Day 1 - As usual, Alexis and I awoke early to start our day.  After dressing ourselves in our matching skirts from Barcelona, we headed to the rooftop terrace to enjoy a traditional Moroccan breakfast and mint tea.
We then headed back out into the street, which seemed much less daunting now that the sun was out.  We walked down our narrow passageway of a street and eventually emerged in the Djema el-Fna, the main square in Marrakech.  It was early now so vendors were only just beginning to set up, but we knew that, at night, this place was a bevy of sights, scents, and sounds.

After taking in the square, we walked toward the minaret of the Koutoubia mosque.  It was from this tower that the people of Marrakech were called to prayer five times a day.
We then headed to the Tombs of the Saadian Kings, the gravesite of Moroccan kings that dated to the sixteenth century.

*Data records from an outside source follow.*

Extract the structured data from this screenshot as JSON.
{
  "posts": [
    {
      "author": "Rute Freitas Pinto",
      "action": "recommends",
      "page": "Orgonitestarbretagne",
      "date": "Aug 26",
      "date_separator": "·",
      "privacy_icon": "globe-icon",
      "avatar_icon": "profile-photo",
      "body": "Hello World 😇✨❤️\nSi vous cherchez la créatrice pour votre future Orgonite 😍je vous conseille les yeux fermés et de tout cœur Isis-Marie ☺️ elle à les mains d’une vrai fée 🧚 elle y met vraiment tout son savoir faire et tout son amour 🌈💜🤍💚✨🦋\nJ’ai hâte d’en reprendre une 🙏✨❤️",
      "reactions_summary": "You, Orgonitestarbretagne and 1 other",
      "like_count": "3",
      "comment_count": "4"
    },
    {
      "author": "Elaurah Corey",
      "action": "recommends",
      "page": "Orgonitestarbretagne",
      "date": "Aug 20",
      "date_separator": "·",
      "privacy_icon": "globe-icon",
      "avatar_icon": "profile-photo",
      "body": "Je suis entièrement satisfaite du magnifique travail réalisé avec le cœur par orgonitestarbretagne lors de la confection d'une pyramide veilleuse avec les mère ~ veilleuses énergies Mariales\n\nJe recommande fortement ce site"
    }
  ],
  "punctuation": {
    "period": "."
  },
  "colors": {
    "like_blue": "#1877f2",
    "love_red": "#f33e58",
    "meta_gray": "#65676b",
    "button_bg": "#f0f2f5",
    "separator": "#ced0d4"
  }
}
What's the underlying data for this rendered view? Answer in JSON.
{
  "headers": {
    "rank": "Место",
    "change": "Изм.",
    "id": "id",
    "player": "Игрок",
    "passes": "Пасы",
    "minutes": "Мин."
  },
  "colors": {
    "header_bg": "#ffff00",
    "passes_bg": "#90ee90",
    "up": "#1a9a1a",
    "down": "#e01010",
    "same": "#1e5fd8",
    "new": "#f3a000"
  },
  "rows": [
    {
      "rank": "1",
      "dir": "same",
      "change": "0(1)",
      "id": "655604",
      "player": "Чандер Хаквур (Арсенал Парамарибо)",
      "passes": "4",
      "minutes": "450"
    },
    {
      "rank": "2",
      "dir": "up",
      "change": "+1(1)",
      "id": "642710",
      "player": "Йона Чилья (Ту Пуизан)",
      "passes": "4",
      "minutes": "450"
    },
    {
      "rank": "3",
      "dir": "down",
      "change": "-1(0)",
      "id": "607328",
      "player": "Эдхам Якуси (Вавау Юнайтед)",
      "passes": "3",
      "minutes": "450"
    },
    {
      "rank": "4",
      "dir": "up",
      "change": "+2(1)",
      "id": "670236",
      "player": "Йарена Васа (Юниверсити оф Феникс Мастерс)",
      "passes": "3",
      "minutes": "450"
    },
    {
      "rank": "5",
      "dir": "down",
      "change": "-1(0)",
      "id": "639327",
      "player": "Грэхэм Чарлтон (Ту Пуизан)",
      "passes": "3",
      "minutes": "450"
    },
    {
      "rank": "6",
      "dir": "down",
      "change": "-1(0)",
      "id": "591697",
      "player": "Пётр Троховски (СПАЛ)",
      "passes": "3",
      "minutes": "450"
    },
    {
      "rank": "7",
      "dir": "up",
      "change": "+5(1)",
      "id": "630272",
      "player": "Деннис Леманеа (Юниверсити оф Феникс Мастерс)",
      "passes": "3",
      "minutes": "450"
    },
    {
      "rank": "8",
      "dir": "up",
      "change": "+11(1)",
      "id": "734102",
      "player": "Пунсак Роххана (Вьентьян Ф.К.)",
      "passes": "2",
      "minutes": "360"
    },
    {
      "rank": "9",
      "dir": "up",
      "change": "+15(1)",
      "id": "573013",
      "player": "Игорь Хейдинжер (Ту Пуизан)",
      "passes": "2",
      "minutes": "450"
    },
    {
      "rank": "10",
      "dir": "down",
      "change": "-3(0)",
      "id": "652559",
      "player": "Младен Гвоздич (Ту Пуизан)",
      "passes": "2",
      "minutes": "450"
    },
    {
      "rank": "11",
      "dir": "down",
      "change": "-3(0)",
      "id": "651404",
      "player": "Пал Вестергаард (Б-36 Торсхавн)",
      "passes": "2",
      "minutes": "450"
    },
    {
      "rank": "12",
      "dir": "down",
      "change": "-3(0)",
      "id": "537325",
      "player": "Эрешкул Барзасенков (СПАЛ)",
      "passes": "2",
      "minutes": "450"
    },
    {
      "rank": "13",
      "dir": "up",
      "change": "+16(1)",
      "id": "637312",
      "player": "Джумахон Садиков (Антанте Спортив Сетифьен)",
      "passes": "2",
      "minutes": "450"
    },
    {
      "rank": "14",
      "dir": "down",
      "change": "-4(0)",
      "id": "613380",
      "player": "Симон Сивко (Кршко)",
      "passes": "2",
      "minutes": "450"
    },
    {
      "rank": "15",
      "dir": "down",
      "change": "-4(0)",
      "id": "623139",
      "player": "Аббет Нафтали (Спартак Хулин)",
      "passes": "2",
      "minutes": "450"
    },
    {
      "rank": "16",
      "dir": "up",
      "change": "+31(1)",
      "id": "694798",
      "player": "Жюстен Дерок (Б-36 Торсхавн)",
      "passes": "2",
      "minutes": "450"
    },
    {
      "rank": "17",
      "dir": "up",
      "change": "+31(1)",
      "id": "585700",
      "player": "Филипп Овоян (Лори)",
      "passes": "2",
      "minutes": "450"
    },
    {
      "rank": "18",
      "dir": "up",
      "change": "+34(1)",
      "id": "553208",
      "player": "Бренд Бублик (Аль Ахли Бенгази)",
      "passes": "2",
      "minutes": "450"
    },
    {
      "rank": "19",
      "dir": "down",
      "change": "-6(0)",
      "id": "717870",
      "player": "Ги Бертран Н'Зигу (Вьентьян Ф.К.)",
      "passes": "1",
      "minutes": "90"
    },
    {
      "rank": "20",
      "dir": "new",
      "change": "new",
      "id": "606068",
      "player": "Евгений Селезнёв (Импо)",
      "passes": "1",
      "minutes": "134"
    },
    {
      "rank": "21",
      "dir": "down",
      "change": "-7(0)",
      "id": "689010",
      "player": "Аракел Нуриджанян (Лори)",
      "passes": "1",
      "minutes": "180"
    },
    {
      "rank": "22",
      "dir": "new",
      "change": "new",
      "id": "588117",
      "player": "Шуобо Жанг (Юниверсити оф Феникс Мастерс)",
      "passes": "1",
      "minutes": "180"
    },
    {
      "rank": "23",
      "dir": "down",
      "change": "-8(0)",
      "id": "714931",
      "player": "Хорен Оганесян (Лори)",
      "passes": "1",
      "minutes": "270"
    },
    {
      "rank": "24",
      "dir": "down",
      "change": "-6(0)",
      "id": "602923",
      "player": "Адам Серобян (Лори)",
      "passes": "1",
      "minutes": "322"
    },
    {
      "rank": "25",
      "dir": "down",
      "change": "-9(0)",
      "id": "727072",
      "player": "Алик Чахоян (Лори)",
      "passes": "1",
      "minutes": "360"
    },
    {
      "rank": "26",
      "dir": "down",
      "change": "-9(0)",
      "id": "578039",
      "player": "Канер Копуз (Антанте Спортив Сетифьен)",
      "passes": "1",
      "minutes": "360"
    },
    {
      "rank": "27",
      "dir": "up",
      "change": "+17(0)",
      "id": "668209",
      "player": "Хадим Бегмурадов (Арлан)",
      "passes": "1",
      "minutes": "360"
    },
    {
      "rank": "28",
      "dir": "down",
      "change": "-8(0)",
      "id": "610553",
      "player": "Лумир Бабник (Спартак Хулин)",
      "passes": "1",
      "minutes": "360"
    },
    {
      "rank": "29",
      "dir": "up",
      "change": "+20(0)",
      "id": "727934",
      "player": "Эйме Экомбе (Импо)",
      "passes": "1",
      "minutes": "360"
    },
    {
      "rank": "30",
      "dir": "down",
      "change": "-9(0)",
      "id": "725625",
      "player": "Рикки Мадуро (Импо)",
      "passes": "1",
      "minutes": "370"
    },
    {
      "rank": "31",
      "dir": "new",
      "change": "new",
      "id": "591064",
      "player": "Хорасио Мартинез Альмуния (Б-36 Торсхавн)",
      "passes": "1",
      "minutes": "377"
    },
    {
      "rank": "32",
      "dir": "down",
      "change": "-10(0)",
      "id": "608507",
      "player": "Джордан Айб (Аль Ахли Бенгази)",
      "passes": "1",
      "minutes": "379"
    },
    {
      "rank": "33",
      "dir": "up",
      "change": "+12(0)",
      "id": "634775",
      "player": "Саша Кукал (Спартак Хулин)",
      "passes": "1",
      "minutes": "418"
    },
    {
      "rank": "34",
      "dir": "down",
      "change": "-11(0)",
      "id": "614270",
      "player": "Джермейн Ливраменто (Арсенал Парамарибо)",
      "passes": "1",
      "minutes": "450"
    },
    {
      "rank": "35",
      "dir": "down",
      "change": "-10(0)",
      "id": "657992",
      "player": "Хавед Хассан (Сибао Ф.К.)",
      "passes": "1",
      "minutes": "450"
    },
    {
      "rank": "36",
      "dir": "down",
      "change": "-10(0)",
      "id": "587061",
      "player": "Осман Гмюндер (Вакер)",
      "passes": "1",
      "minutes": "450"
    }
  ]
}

After visiting some tourist sites, we wandered back to the main square to explore the legendary souks, the markets that sold a wealth of Moroccan treasures and trinkets.  I wanted to buy everything - from Aladdin-like lamps to purses that any Free People girl would be jealous of - but I managed to pull myself away with only a pair of parachute pants.  We then spent the remainder of the afternoon interacting with the locals.  Alexis and I managed to escape with henna tattoos for a bargain price, and we also were welcomed into a souk to enjoy some fresh - if overly sweetened - mint tea.

When we finally returned out into the square, the sun was setting, and the vendors were clearly almost ready for their nightly extravaganza to begin.  To sample what they had to offer, we sat down under one of the tents where we were treated like queens by the young men who operated the stand.

By the end of our first day, I had already fallen in love with the magic of Marrakech.  We were already beginning to feel like locals.